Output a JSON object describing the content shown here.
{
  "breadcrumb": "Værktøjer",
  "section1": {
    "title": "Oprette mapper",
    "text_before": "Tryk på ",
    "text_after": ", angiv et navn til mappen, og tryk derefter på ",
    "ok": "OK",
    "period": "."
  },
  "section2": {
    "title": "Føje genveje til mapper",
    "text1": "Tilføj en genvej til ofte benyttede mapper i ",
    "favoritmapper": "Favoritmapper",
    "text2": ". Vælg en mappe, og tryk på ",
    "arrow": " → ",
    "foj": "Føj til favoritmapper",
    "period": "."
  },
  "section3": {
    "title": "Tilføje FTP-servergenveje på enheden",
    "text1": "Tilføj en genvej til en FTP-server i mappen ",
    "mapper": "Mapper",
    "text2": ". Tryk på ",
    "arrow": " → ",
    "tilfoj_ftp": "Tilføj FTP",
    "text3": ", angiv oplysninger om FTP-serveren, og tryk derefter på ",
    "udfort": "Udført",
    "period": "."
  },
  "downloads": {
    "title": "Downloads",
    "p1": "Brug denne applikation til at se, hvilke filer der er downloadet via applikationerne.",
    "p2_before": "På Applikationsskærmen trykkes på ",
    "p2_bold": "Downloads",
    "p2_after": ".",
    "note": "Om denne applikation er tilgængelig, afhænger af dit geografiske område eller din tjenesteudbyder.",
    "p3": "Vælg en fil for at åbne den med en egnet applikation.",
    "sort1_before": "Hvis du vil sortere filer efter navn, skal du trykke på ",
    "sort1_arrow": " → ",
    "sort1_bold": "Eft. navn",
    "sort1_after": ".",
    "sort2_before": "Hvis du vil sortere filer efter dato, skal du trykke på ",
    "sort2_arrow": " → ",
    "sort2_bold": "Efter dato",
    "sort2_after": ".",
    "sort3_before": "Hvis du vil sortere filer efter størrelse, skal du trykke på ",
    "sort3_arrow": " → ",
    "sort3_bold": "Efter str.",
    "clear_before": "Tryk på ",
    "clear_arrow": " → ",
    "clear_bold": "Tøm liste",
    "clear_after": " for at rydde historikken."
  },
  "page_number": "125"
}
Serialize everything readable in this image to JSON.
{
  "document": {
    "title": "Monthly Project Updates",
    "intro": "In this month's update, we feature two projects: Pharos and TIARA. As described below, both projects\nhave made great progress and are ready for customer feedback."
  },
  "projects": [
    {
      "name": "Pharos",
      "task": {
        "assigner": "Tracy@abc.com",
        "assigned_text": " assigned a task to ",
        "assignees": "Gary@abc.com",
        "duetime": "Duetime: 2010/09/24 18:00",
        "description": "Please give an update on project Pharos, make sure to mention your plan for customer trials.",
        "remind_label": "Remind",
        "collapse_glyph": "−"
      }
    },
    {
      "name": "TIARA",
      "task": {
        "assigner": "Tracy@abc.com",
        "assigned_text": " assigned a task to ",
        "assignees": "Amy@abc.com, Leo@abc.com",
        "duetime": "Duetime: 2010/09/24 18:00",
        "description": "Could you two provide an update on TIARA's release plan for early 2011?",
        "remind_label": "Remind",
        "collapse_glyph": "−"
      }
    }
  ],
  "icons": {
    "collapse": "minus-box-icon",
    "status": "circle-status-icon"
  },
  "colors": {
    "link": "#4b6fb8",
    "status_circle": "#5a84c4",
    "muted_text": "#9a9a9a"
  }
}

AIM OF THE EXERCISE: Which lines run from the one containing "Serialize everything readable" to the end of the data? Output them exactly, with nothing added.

TASK ANSWER:
Serialize everything readable in this image to JSON.
{
  "document": {
    "title": "Monthly Project Updates",
    "intro": "In this month's update, we feature two projects: Pharos and TIARA. As described below, both projects\nhave made great progress and are ready for customer feedback."
  },
  "projects": [
    {
      "name": "Pharos",
      "task": {
        "assigner": "Tracy@abc.com",
        "assigned_text": " assigned a task to ",
        "assignees": "Gary@abc.com",
        "duetime": "Duetime: 2010/09/24 18:00",
        "description": "Please give an update on project Pharos, make sure to mention your plan for customer trials.",
        "remind_label": "Remind",
        "collapse_glyph": "−"
      }
    },
    {
      "name": "TIARA",
      "task": {
        "assigner": "Tracy@abc.com",
        "assigned_text": " assigned a task to ",
        "assignees": "Amy@abc.com, Leo@abc.com",
        "duetime": "Duetime: 2010/09/24 18:00",
        "description": "Could you two provide an update on TIARA's release plan for early 2011?",
        "remind_label": "Remind",
        "collapse_glyph": "−"
      }
    }
  ],
  "icons": {
    "collapse": "minus-box-icon",
    "status": "circle-status-icon"
  },
  "colors": {
    "link": "#4b6fb8",
    "status_circle": "#5a84c4",
    "muted_text": "#9a9a9a"
  }
}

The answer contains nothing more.